“Jim.” I gritted, “how about a little quiet driving?”

“What I mean to say,” insisted Jim, “is, life is life. A girl is only a biological item. She’s the daughter of her mother. See? Life goes on. That’s what I always say. Life goes on. Birth, marriage, death. And if a young man will just take the precaution to size up the mother-“

I got up and leaned forward I hissed into Jim’s ear.

“Shut up,” I hissed.

So as we did the first few blocks eastward along St. Clair, at forty, we had a little silence, and I took a narrow look at the young man, leaning limply back in his nice suit, with his smudged tie and shirt front. And I saw his mouth was set in a grim line.

“Well,” I cried gaily, “we’ll soon be there.” He opened his eyes slightly and looked at the passing streetscape.

“I see the church,” I announced. “I can see the steeple from here.”

The young man sat up.

“Oh, oh, oh,” he said, clenching his kneecaps with his hands. “If only-“

“See,” I cried. “In the distance you can see the cars lined up in front.”

“Drive right past,” gasped the young man. “Drive right past. Let me think.”

“Aw, don’t be scared of a little excitement,” I laughed. “They’ll be so glad to see you. And it will be all over in a few minutes. Come, come.”

“Drive right past,” repeated the young man in a sort of breathless voice. “I’ll crouch down.”

He started to get down on his knees on the floor of the car.

“Jimmie,” I ordered, “pull in there by the open space at the awning.”

Waiting at the Church

Cars were lined for a block and a crowd of people were standing on the steps and along the awning in front of the church.

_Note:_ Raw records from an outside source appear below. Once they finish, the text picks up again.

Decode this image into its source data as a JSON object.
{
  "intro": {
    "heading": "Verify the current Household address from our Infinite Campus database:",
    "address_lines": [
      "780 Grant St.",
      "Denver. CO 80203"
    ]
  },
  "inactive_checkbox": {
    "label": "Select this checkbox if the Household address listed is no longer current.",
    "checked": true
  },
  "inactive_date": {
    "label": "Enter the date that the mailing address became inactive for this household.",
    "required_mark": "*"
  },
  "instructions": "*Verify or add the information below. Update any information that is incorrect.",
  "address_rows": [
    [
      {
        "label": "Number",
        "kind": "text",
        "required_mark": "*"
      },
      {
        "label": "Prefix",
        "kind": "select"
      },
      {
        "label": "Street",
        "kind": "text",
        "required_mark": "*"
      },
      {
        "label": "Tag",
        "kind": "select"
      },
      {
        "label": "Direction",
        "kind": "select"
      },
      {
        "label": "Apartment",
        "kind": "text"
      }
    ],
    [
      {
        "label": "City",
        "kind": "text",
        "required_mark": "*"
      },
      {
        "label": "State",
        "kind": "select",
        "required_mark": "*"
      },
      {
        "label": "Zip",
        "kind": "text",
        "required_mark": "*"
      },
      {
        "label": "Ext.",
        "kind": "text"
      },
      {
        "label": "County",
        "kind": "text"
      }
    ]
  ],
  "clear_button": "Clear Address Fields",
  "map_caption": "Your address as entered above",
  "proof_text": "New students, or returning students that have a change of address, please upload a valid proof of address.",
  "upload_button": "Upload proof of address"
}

“Please, please,” wept the young man, crouching down on the floor.

“Pull around to the side door,” I hissed to Jim, and we swung down the side street. “Drive down a bit and turn around, till we pull ourselves together.”

Jim drove down the street and turned in at sidedrive, while I frantically tried to soothe the young chap and get him to sit up.

“He’s just scared of the old dame,” said Jim. “Get out and run and get his friends, and I’ll watch over him.”

So Jim parked down from the side door of the church a bit and I ran for help. The side door was open and I took off my hat and sneaked in. Everything was hushed, though I could sense a crowd out in the church through a door with red cloth on it.

I tiptoed around, looking in little rooms with folding chairs leaning up against the walls and all deserted. Then I heard steps out in the hall and I dashed out. A minister and two men were anxiously walking toward me.

“The bridegroom,” I said breathlessly.

But they all just jumped at me, as if I were a church burglar, and before I could say Jimmie Frise or anything else they hugged me against their gowns, smelling of moth balls, and dragged me back through the hall and through the red cloth doors, and there they shoved me forward, with about a hundred people sitting in the sunny front pews.

“The bridegroom,” I hissed, trying to back away, “is -“

But the organ started to play and the three men behind me started shoving me.

In a haze I saw everybody stand up and a large woman in a blue and silver dress and a big hat ran at me with arms outstretched and palms toward me.

“No, no,” she shrieked. “No, no.”

Behind her I saw a beautiful girl in a white suit, and people running in all directions around her, helping to hold her up. I fought past the minister and the two other men, and with the large lady in blue and silver following I led them out into the hall, through the vestry door, and pointed down street.

“In that car,” I said weakly.

I could see Jimmie struggling with the young man. We ran down and opened the car door and out came the young man, flushed and tousled, but as soon as he saw the big lady he quieted right down.

“I had a flat tire,” he said sweetly.

But the lady just took his elbow and they walked quickly to the side door of the church, and in a minute we heard the organ start playing loudly again.

“How about going in and seeing it?” asked Jimmie.

“No,” I said, “I saw enough. Let’s go back and sit on your veranda.”

“Was that big lady the mother-in-law?” asked Jim.

“I assume it,” I replied.

“I always say,” said Jimmie, as we started off, “I always say -“

But you know what he always says already.

“We’ll have the tire off in a jiffy,” I reassured him. “Where’s the wedding?”

Editor’s Note: This story was repeated on May 20, 1944, as “Trouble Plus”